Anthony’s affair with Dorothy Raycroft was an inevitable result of his increasing carelessness about himself. He did not go to her desiring to possess the desirable, nor did he fall before a personality more vital, more compelling than his own, as he had done with Gloria four years before. He merely slid into the matter through his inability to make definite judgments. He could say “No!” neither to man nor woman; borrower and temptress alike found him tender-minded and pliable. Indeed he seldom made decisions at all, and when he did they were but half-hysterical resolves formed in the panic of some aghast and irreparable awakening.
As a rule things happened to Dot. She was not weak, because there was nothing in her to tell her she was being weak. She was not strong, because she never knew that some of the things she did were brave. She neither defied nor conformed nor compromised.
He was going to be able to shout the technical phrase, “Follow me!” to seven other frightened men.
I laughed at this one. Anthony was promoted to Corporal, which gave him little power, except this.
At the inspections one did not dress up to look well, one dressed up to keep from looking badly.
As Mr. Carleton piled assertion upon assertion Anthony began to feel a sort of disgusted confidence in him. The man appeared to know what he was talking about. Obviously prosperous, he had risen to the position of instructing others. It did not occur to Anthony that the type of man who attains commercial success seldom knows how or why, and, as in his grandfather’s case, when he ascribes reasons, the reasons are generally inaccurate and absurd.
“But brilliant people don’t settle down in business — or do they?
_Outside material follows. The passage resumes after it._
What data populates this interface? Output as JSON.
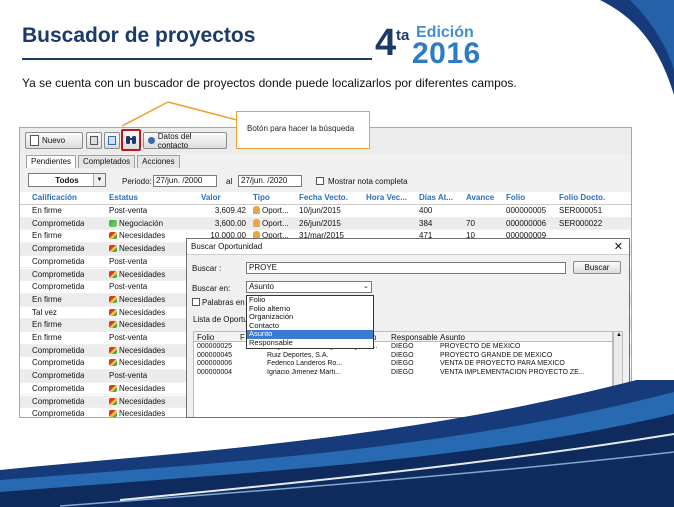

Or what do they do? Or what becomes of everybody you used to know and have so much in common with?”
“You drift apart,” suggested Muriel with the appropriate dreamy look.
“They change,” said Gloria.
“All the qualities that they don’t use in their daily lives get cobwebbed up.”
“The last thing he said to me,” recollected Anthony, “was that he was going to work so as to forget that there was nothing worth working for.”
She turned a page and learned that a candidate for Congress was being accused of atheism by an opponent.
She wondered if they were tears of self-pity, and tried resolutely not to cry, but this existence without hope, without happiness, oppressed her, and she kept shaking her head from side to side, her mouth drawn down tremulously in the corners, as though she were denying an assertion made by some one, somewhere.
But he hated to be sober. It made him conscious of the people around him, of that air of struggle, of greedy ambition, of hope more sordid than despair, of incessant passage up or down, which in every metropolis is most in evidence through the unstable middle class. Unable to live with the rich he thought that his next choice would have been to live with the very poor. Anything was better than this cup of perspiration and tears.
… The fruit of youth or of the grape, the transitory magic of the brief passage from darkness to darkness — the old illusion that truth and beauty were in some way entwined.
There was nothing, it seemed, that grew stale so soon as pleasure.
“It does to me. There’s nothing I’d violate certain principles for.”
“But how do you know when you’re violating them? You have to guess at things just like most people do. You have to apportion the values when you look back. You finish up the portrait then — paint in the details and shadows.”
“Same old futile cynic,” he said. “It’s just a mode of being sorry for yourself. You don’t do anything — so nothing matters.”
“You say — at least you used to — that happiness is the only thing worth while in life. Do you think you’re any happier for being a pessimist?”